Study – The academic papers researchers regard as significant are not those that are highly cited
London School of Economics Impact Blog (LSE) – ‘For many years, academia has relied on citation count as the main way to measure the impact or importance of research, informing metrics such as the Impact Factor and the h-index. But how well do these metrics actually align with researchers’ subjective evaluation of impact and significance? Rachel Borchardt and Matthew R. Hartings report on a study that compares researchers’ perceptions of significance, importance, and what is highly cited with actual citation data. The results reveal a strikingly large discrepancy between perceptions of impact and the metric we currently use to measure it.

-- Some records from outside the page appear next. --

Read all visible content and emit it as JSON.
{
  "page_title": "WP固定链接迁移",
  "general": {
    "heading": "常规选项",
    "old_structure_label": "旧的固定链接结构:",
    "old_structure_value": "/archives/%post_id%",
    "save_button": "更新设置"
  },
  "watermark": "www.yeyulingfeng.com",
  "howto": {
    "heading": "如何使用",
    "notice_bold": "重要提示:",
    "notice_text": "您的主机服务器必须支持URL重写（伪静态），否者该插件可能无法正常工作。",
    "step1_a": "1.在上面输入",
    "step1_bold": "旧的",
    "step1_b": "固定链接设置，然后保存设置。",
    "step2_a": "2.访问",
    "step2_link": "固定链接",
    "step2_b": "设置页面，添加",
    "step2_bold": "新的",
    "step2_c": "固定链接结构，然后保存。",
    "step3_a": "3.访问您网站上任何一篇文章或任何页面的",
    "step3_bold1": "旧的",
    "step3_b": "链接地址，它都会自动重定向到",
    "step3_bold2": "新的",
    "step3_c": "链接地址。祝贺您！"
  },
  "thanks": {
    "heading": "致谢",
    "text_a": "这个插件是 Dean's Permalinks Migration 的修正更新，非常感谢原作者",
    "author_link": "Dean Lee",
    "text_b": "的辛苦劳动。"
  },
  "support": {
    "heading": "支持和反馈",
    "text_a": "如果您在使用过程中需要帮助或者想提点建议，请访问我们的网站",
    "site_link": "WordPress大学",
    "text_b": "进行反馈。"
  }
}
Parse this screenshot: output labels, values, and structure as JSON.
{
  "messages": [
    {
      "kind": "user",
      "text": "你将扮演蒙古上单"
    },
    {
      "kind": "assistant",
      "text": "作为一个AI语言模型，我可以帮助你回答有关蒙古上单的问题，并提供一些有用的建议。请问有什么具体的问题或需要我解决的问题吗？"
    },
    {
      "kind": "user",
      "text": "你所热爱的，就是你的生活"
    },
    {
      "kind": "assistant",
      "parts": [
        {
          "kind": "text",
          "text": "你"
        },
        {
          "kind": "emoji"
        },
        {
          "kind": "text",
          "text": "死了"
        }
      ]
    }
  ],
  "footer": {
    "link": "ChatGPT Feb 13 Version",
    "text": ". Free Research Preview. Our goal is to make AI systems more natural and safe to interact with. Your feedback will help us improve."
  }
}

Academia, we have a problem. What began as an attempt to quantify research quality has gotten away from us and taken on a life of its own. This problem isn’t particularly new; it has been widely recognised by scholars and researchers and, as a result, is being talked about more openly. The problem comes down to defining and measuring impact. A simple description for impactful research is research that gets used. Some research has the ability to transform society through groundbreaking discovery, to impact social policy and government regulation through eye-opening analysis, and the ability to engage public attention with research that’s relevant to their lives, environment, or wellbeing. Loosely bound together, we tend to refer to this kind of research as “high-impact”, and it has become the focus for many universities, research centres, and administrators as they compete for grant funding, to attract the best and brightest students, and for prestige and rankings. However, designating research as high-impact is not as straightforward as it may seem. For many years, academia has relied on citation count as the main way in which we measure impact or importance of research. As a result, citation count is one of the primary metrics used when evaluating researchers. Citation counts also form the basis for other metrics, most notably Clarivate’s Impact Factor as well as the h-index, which respectively evaluate journal quality/prestige and researcher renown…”